Dr Ben Mullish and Dr Julie McDonald explore the ins and outs of faecal microbiota transplants – it may sound unpleasant but this procedure is proving to be an effective way of treating chronic gut infections.
Most of us can name (or may have had first-hand experience of) a number of different bacteria that can cause serious gut infections, such as Salmonella or Campylobacter. However, what is less well-known is that we also have billions of bacteria living in our guts that normally do us no harm at all. Some actually have important contributions towards our health – including prevention of bacterial pathogens entering our gut and causing infections.
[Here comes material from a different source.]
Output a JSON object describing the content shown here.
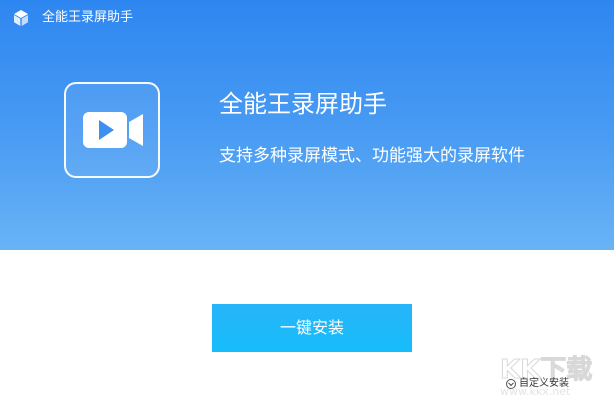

Collectively, this huge population of microorganisms living inside our digestive tracts is often referred to as the ‘gut microbiota’. If anything happens to us that disturbs or kills off members of this gut microbiota – such as exposure to antibiotics, or surgery – then we have greater vulnerability to gut infections, and particularly from a form of bacteria called Clostridium difficile.
Antibiotics are the major risk factor for C. difficile infection (CDI), as loss of protective bacteria allows C. difficile to enter the gut unopposed, infect us, and produce toxins that inflame the large bowel. In the worst cases of CDI people need surgery to remove sections of the gut, and infection can be fatal in some individuals. Of particular concern has been the recent emergence of new strains of C. difficile that produce more toxin than previous strains, and which are also more resistant to the antibiotics traditionally used to kill it.
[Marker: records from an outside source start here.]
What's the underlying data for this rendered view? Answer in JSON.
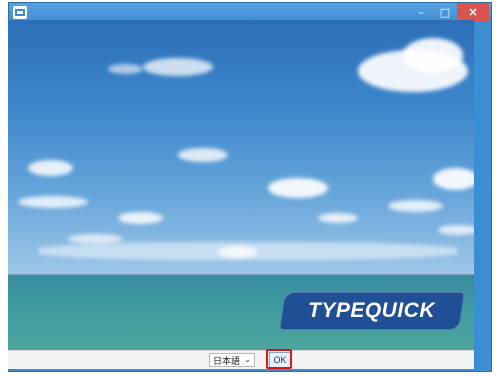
{
  "window": {
    "minimize_glyph": "–",
    "maximize_glyph": "□",
    "close_glyph": "×"
  },
  "brand": {
    "name": "TYPEQUICK"
  },
  "footer": {
    "language_selected": "日本語",
    "language_chevron": "⌄",
    "ok_label": "OK"
  },
  "colors": {
    "titlebar": "#3f8bd0",
    "close": "#d9534f",
    "badge": "#1f4f94",
    "highlight": "#e0141b"
  },
  "icons": {
    "app": "app-icon",
    "minimize": "minimize-icon",
    "maximize": "maximize-icon",
    "close": "close-icon"
  }
}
Since losing members of the gut microbiota makes someone vulnerable to CDI, could you treat the condition by taking bacteria from a healthy person’s gut and transferring them into the intestines of patients with CDI, with the aim of restoring the gut microbiota back to its original state? It is this idea that gave rise to a treatment called ‘faecal microbiota transplant’ (FMT). The procedure is pretty much what you would imagine – a stool sample is donated by one person, and part of it transplanted into another: